A Highly Private Moment (HPM): the term used in corporations to describe highly private activities that take place in vehicles. Expect to see a variety of hacks to temporarily disable sensors such as internal facing cameras. As a side note, if you want to introduce discussions on taboo activities into a corporation, reduce it to a generic TLA or FLA that is open to wide interpretation. e.g. VPMC = Very Personal Media Consumption. The rise in opportunities for compelling HPMs will lead to a seismic shift in physical vehicle design, sold or more mundane pursuits.
Hedge-parking: where your vehicle overbooks a number physical parking spaces based on your preferences of timing, location, flexibility and willingness to pay, but is unable to offload the unused spaces on the open market by the time comes to actually park.
Fine-rich: the compensation your vehicle receives from other vehicles where parking spaces that you’ve booked are not yet available because other vehicles have overstayed their allotted times. As an aside, the whole notion of a fine being mediated by an authority (highway patrol, parking attendant) could go out the window when the person who commits an anti-social act (overstaying a parking space) is directly connected to a person that is impacted by that anti-social act (someone who booked that parking space).
Trailer trashing: where dodgy looking vehicles are assigned to trail an otherwise apparent owner either as a joke or to send a message e.g. a hearse sent by a debt collection agency to scare-up payment. You’ll also see this happen with more aggressive companies who send a vehicle around to their competitors to send a message, recruit staff or to gather (sensor) intelligence. Imagine Task Rabbit or San Da Ha + autonomous mobility + malicious intent. The most obvious market for this will be straight-up advertising.
See also 15 Driver Behaviours In A World of Autonomous Mobility.
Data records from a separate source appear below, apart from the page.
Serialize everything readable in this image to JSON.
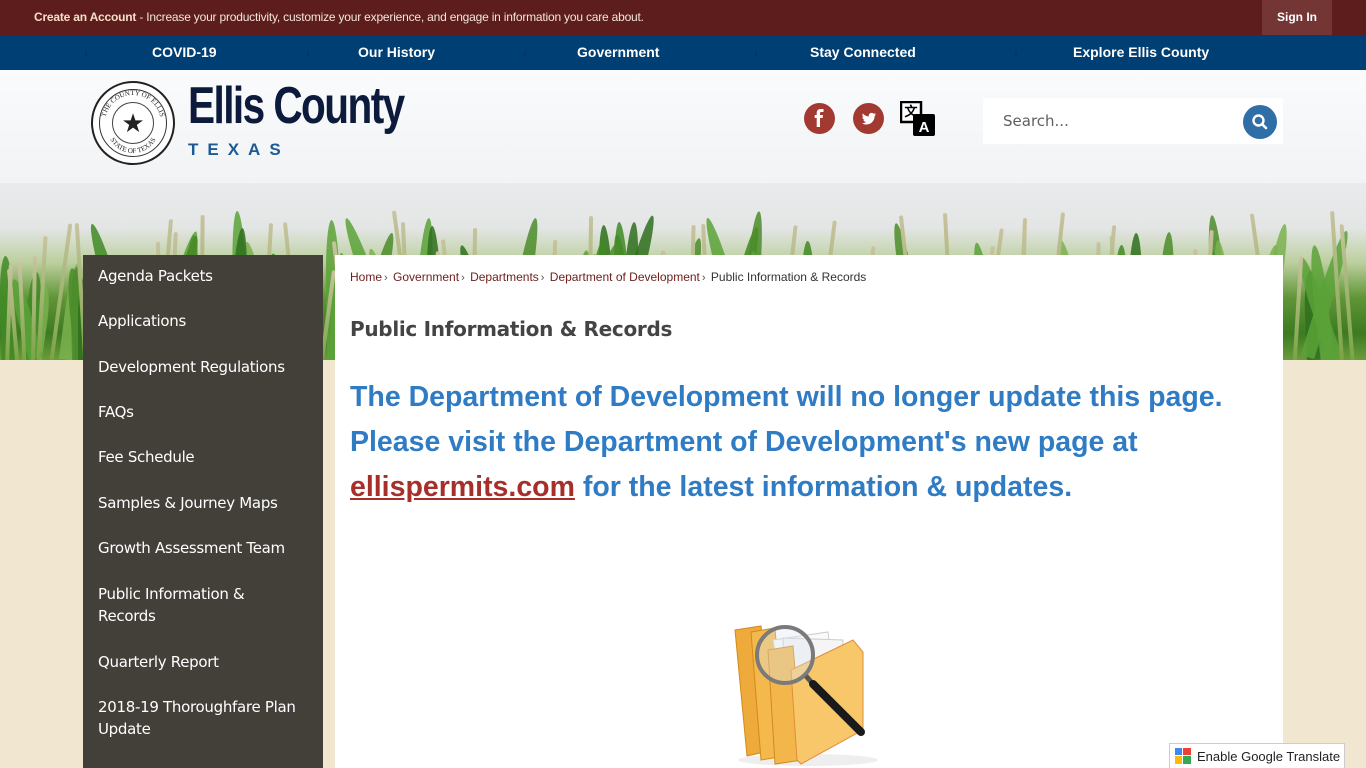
{
  "topbar": {
    "create_account_label": "Create an Account",
    "create_account_message": " - Increase your productivity, customize your experience, and engage in information you care about.",
    "sign_in_label": "Sign In"
  },
  "main_nav": {
    "items": [
      {
        "label": "COVID-19"
      },
      {
        "label": "Our History"
      },
      {
        "label": "Government"
      },
      {
        "label": "Stay Connected"
      },
      {
        "label": "Explore Ellis County"
      }
    ]
  },
  "header": {
    "site_name": "Ellis County",
    "site_subtitle": "TEXAS",
    "seal_text_top": "THE COUNTY OF ELLIS",
    "seal_text_bottom": "STATE OF TEXAS",
    "social": [
      {
        "name": "facebook",
        "glyph": "f"
      },
      {
        "name": "twitter",
        "glyph": "t"
      }
    ],
    "search": {
      "placeholder": "Search...",
      "value": ""
    }
  },
  "sidebar": {
    "items": [
      {
        "label": "Agenda Packets"
      },
      {
        "label": "Applications"
      },
      {
        "label": "Development Regulations"
      },
      {
        "label": "FAQs"
      },
      {
        "label": "Fee Schedule"
      },
      {
        "label": "Samples & Journey Maps"
      },
      {
        "label": "Growth Assessment Team"
      },
      {
        "label": "Public Information & Records"
      },
      {
        "label": "Quarterly Report"
      },
      {
        "label": "2018-19 Thoroughfare Plan Update"
      }
    ]
  },
  "content": {
    "breadcrumb": [
      {
        "label": "Home"
      },
      {
        "label": "Government"
      },
      {
        "label": "Departments"
      },
      {
        "label": "Department of Development"
      },
      {
        "label": "Public Information & Records"
      }
    ],
    "page_title": "Public Information & Records",
    "notice_before": "The Department of Development will no longer update this page. Please visit the Department of Development's new page at ",
    "notice_link": "ellispermits.com",
    "notice_after": " for the latest information & updates.",
    "image_alt": "Folders with magnifying glass"
  },
  "google_translate": {
    "label": "Enable Google Translate"
  },
  "colors": {
    "topbar_bg": "#5c1d1c",
    "nav_bg": "#003f74",
    "sidebar_bg": "#433f39",
    "notice_text": "#2f7bc4",
    "link_red": "#a72f2a",
    "social_red": "#a33a31",
    "search_blue": "#2f6ea6"
  }
}
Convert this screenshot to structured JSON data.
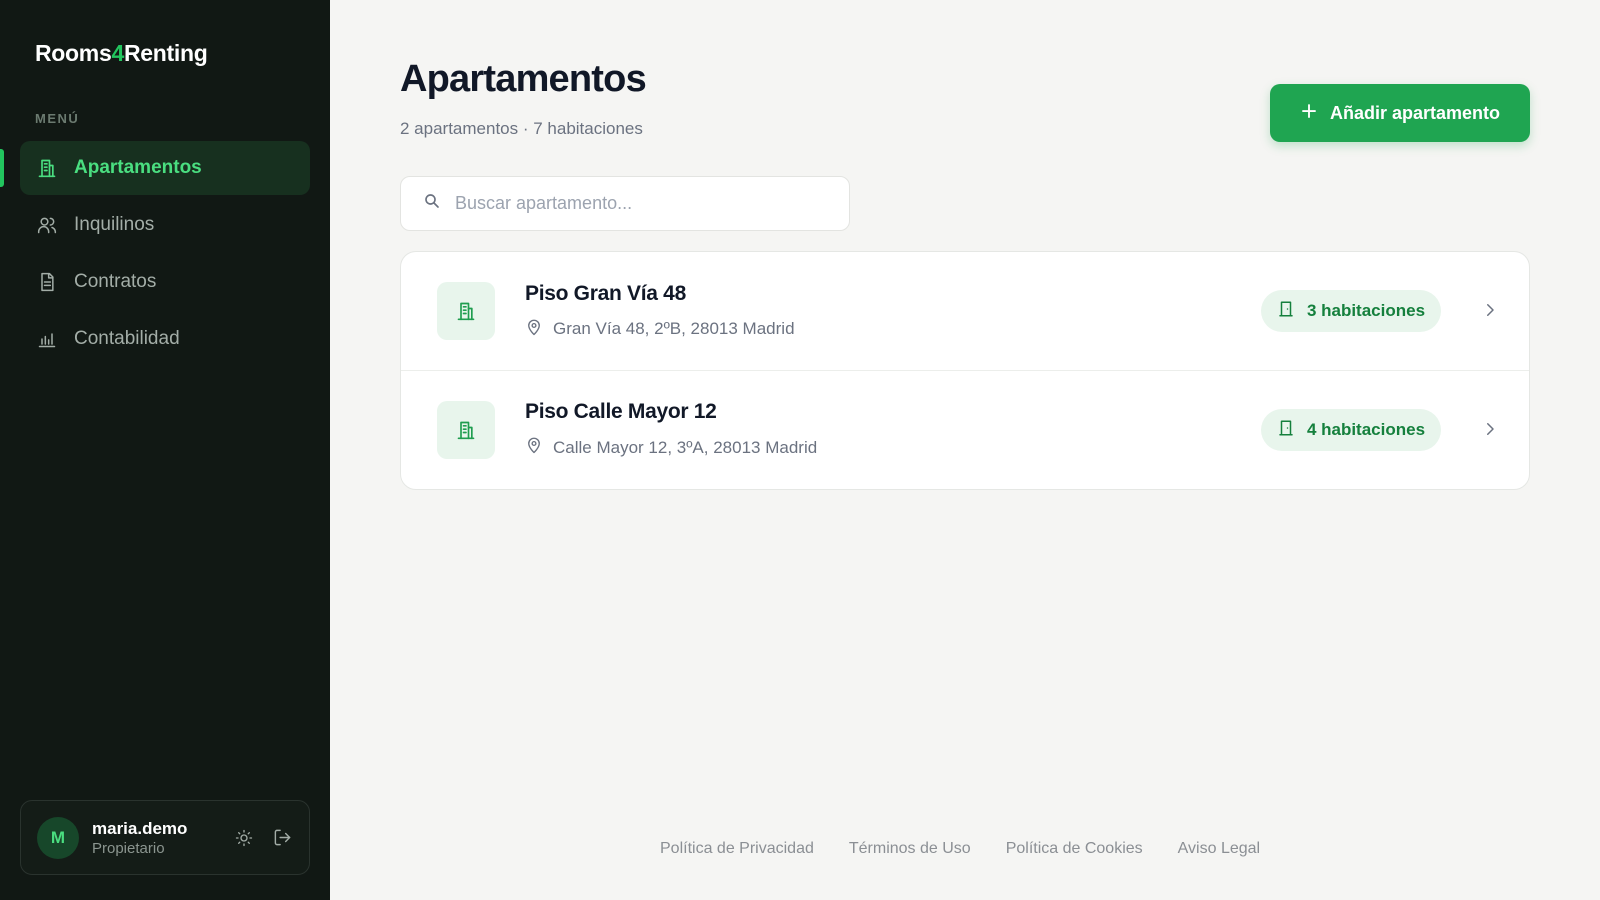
{
  "app": {
    "brand_prefix": "Rooms",
    "brand_accent": "4",
    "brand_suffix": "Renting",
    "accent_color": "#22c55e",
    "sidebar_bg": "#111814"
  },
  "sidebar": {
    "menu_label": "MENÚ",
    "items": [
      {
        "label": "Apartamentos",
        "icon": "building-icon",
        "active": true
      },
      {
        "label": "Inquilinos",
        "icon": "users-icon",
        "active": false
      },
      {
        "label": "Contratos",
        "icon": "document-icon",
        "active": false
      },
      {
        "label": "Contabilidad",
        "icon": "bar-chart-icon",
        "active": false
      }
    ],
    "user": {
      "initial": "M",
      "name": "maria.demo",
      "role": "Propietario",
      "actions": [
        "sun-icon",
        "logout-icon"
      ]
    }
  },
  "main": {
    "title": "Apartamentos",
    "subtitle": "2 apartamentos · 7 habitaciones",
    "add_button": "Añadir apartamento",
    "search_placeholder": "Buscar apartamento...",
    "apartments": [
      {
        "name": "Piso Gran Vía 48",
        "address": "Gran Vía 48, 2ºB, 28013 Madrid",
        "rooms": "3 habitaciones"
      },
      {
        "name": "Piso Calle Mayor 12",
        "address": "Calle Mayor 12, 3ºA, 28013 Madrid",
        "rooms": "4 habitaciones"
      }
    ]
  },
  "footer": {
    "links": [
      "Política de Privacidad",
      "Términos de Uso",
      "Política de Cookies",
      "Aviso Legal"
    ]
  }
}
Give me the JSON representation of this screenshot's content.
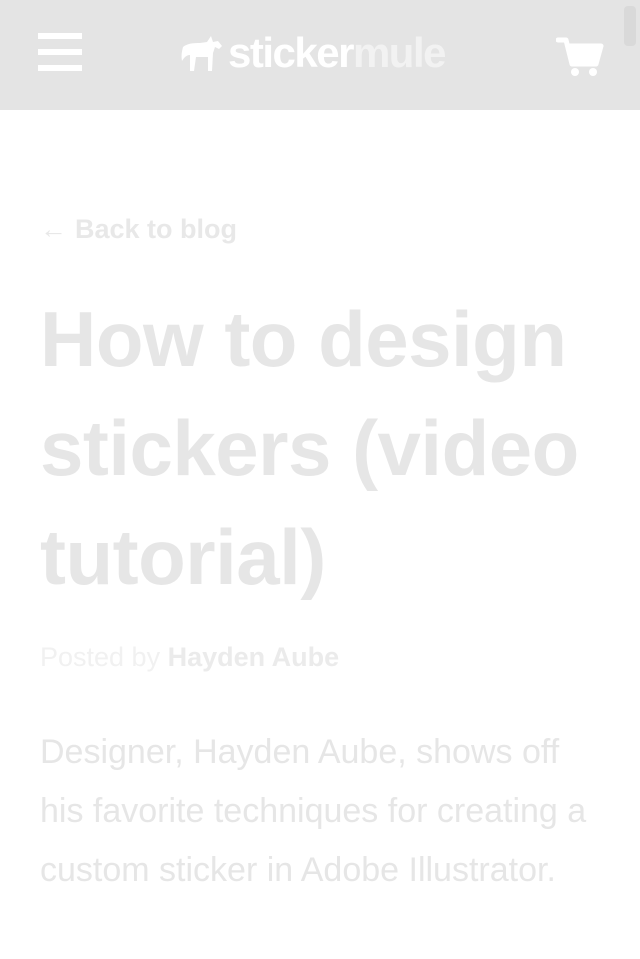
{
  "header": {
    "logo_part1": "sticker",
    "logo_part2": "mule",
    "colors": {
      "background": "#e4e4e4",
      "icon": "#ffffff"
    },
    "icons": {
      "menu": "hamburger-menu-icon",
      "cart": "cart-icon",
      "logo": "mule-logo-icon"
    }
  },
  "nav": {
    "back_arrow": "←",
    "back_label": "Back to blog"
  },
  "article": {
    "title": "How to design stickers (video tutorial)",
    "posted_by_label": "Posted by",
    "author": "Hayden Aube",
    "intro": "Designer, Hayden Aube, shows off his favorite techniques for creating a custom sticker in Adobe Illustrator."
  }
}
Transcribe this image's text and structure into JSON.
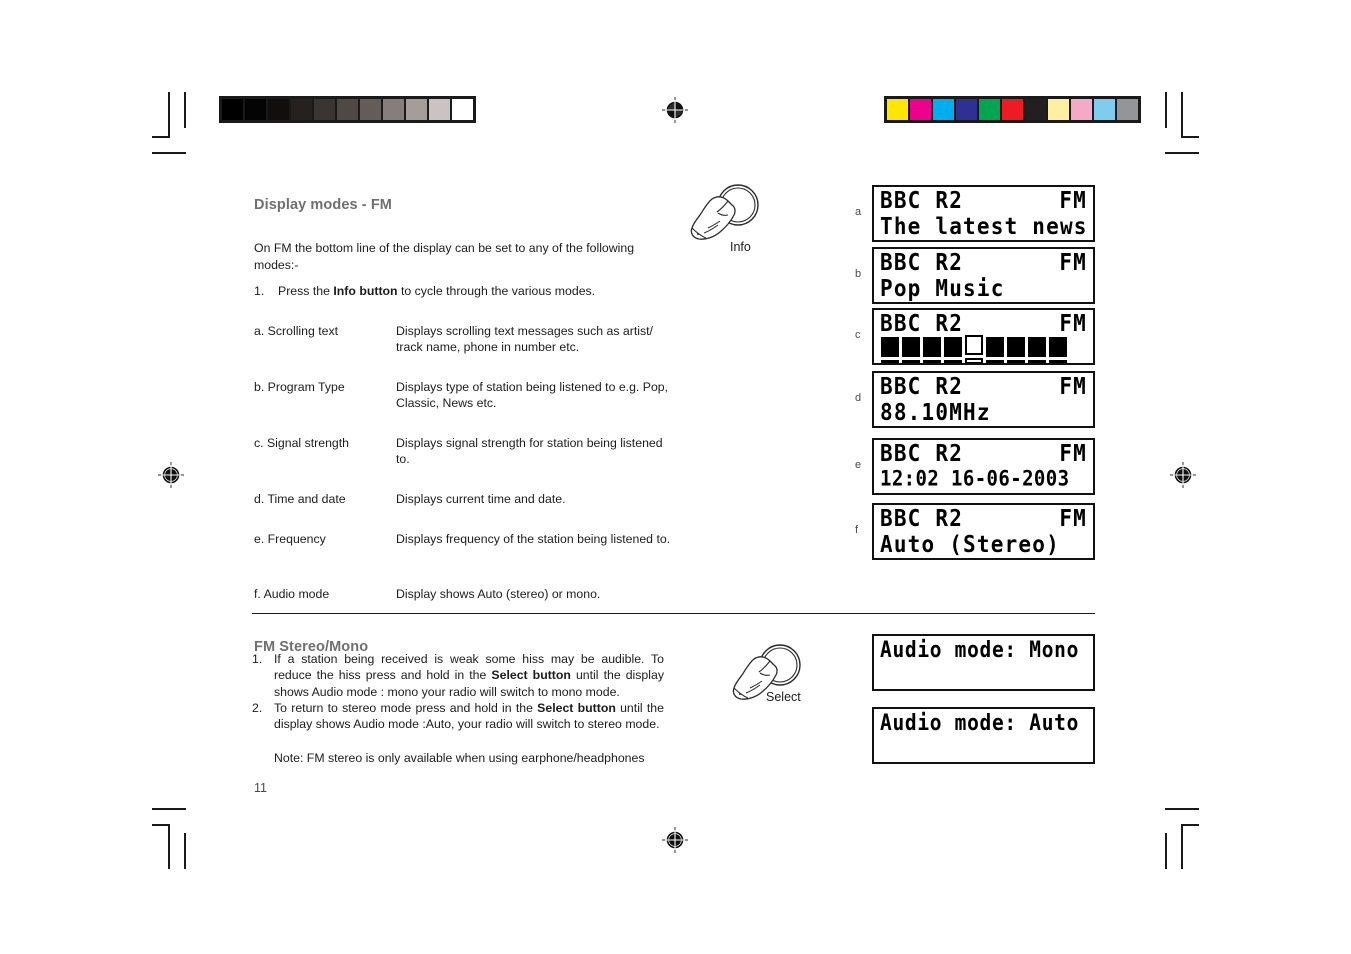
{
  "document": {
    "page_number": "11"
  },
  "print_marks": {
    "grayscale_patches": [
      "#000000",
      "#040404",
      "#120e0c",
      "#26211f",
      "#3b3531",
      "#4f4843",
      "#645c57",
      "#867e79",
      "#a49d98",
      "#c9c4c1",
      "#ffffff"
    ],
    "color_patches": [
      "#ffe600",
      "#ec008c",
      "#00aeef",
      "#2e3192",
      "#00a651",
      "#ed1c24",
      "#231f20",
      "#fdf0a0",
      "#f4a9c7",
      "#7fcdee",
      "#939598"
    ]
  },
  "sections": {
    "display_modes": {
      "heading": "Display modes - FM",
      "intro": "On FM the bottom line of the display can be set to any of the following modes:-",
      "step": {
        "number": "1.",
        "text_before": "Press the ",
        "emphasis": "Info button",
        "text_after": " to cycle through the various modes."
      },
      "modes": [
        {
          "label": "a. Scrolling text",
          "description": "Displays scrolling text messages such as artist/ track name, phone in number etc."
        },
        {
          "label": "b. Program Type",
          "description": "Displays type of station being listened to e.g. Pop, Classic, News etc."
        },
        {
          "label": "c. Signal strength",
          "description": "Displays signal strength for station being listened to."
        },
        {
          "label": "d. Time and date",
          "description": "Displays current time and date."
        },
        {
          "label": "e. Frequency",
          "description": "Displays frequency of the station being listened to."
        },
        {
          "label": "f. Audio mode",
          "description": "Display shows Auto (stereo) or mono."
        }
      ],
      "hand_figure_caption": "Info"
    },
    "fm_stereo_mono": {
      "heading": "FM Stereo/Mono",
      "items": [
        {
          "number": "1.",
          "text_before": "If a station being received is weak some hiss may be audible. To reduce the hiss press and hold in the ",
          "emphasis": "Select button",
          "text_after": " until the display shows Audio mode : mono your radio will  switch to mono mode."
        },
        {
          "number": "2.",
          "text_before": "To return to stereo mode press and  hold in the ",
          "emphasis": "Select button",
          "text_after": " until the display shows Audio mode :Auto, your radio will  switch  to stereo mode."
        }
      ],
      "note": "Note: FM stereo is only available when using earphone/headphones",
      "hand_figure_caption": "Select"
    }
  },
  "lcd_displays": {
    "fm_modes": [
      {
        "key": "a",
        "line1_left": "BBC R2",
        "line1_right": "FM",
        "line2": "The latest news",
        "type": "text"
      },
      {
        "key": "b",
        "line1_left": "BBC R2",
        "line1_right": "FM",
        "line2": "Pop Music",
        "type": "text"
      },
      {
        "key": "c",
        "line1_left": "BBC R2",
        "line1_right": "FM",
        "line2": "",
        "type": "bars",
        "bar_total": 9,
        "bar_filled": 4,
        "bar_hollow_index": 5
      },
      {
        "key": "d",
        "line1_left": "BBC R2",
        "line1_right": "FM",
        "line2": "88.10MHz",
        "type": "text"
      },
      {
        "key": "e",
        "line1_left": "BBC R2",
        "line1_right": "FM",
        "line2": "12:02 16-06-2003",
        "type": "text"
      },
      {
        "key": "f",
        "line1_left": "BBC R2",
        "line1_right": "FM",
        "line2": "Auto (Stereo)",
        "type": "text"
      }
    ],
    "audio_modes": [
      {
        "line1": "Audio mode: Mono",
        "line2": ""
      },
      {
        "line1": "Audio mode: Auto",
        "line2": ""
      }
    ]
  }
}
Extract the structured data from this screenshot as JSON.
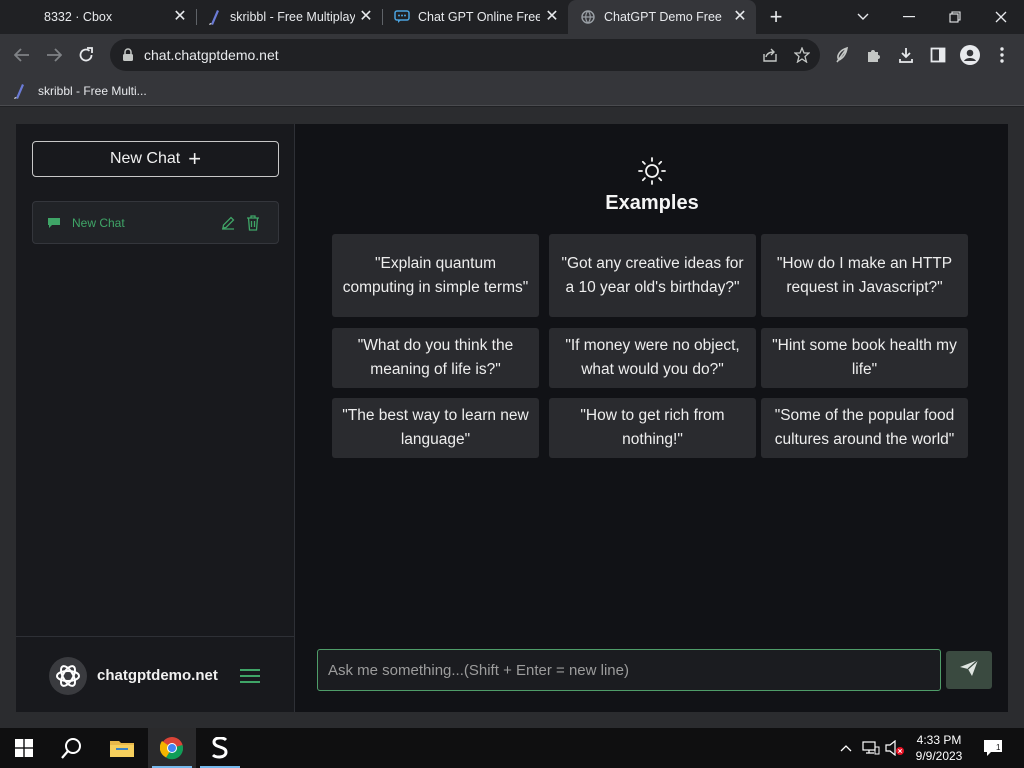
{
  "browser": {
    "tabs": [
      {
        "title": "8332 · Cbox",
        "favicon": "none"
      },
      {
        "title": "skribbl - Free Multiplay",
        "favicon": "skribbl-icon"
      },
      {
        "title": "Chat GPT Online Free -",
        "favicon": "chat-icon"
      },
      {
        "title": "ChatGPT Demo Free",
        "favicon": "globe-icon",
        "active": true
      }
    ],
    "address": "chat.chatgptdemo.net",
    "bookmarks": [
      {
        "label": "skribbl - Free Multi...",
        "favicon": "skribbl-icon"
      }
    ]
  },
  "app": {
    "sidebar": {
      "new_chat_label": "New Chat",
      "chats": [
        {
          "label": "New Chat"
        }
      ],
      "brand_name": "chatgptdemo.net"
    },
    "main": {
      "examples_title": "Examples",
      "examples": [
        "\"Explain quantum computing in simple terms\"",
        "\"Got any creative ideas for a 10 year old's birthday?\"",
        "\"How do I make an HTTP request in Javascript?\"",
        "\"What do you think the meaning of life is?\"",
        "\"If money were no object, what would you do?\"",
        "\"Hint some book health my life\"",
        "\"The best way to learn new language\"",
        "\"How to get rich from nothing!\"",
        "\"Some of the popular food cultures around the world\""
      ],
      "input_placeholder": "Ask me something...(Shift + Enter = new line)"
    },
    "colors": {
      "accent_green": "#3fa567",
      "background": "#111216"
    }
  },
  "taskbar": {
    "time": "4:33 PM",
    "date": "9/9/2023"
  }
}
Brought to you by Studio D . Follow@studiodradiodurans on Instagram. Enjoy this? Click [heart] so others can too.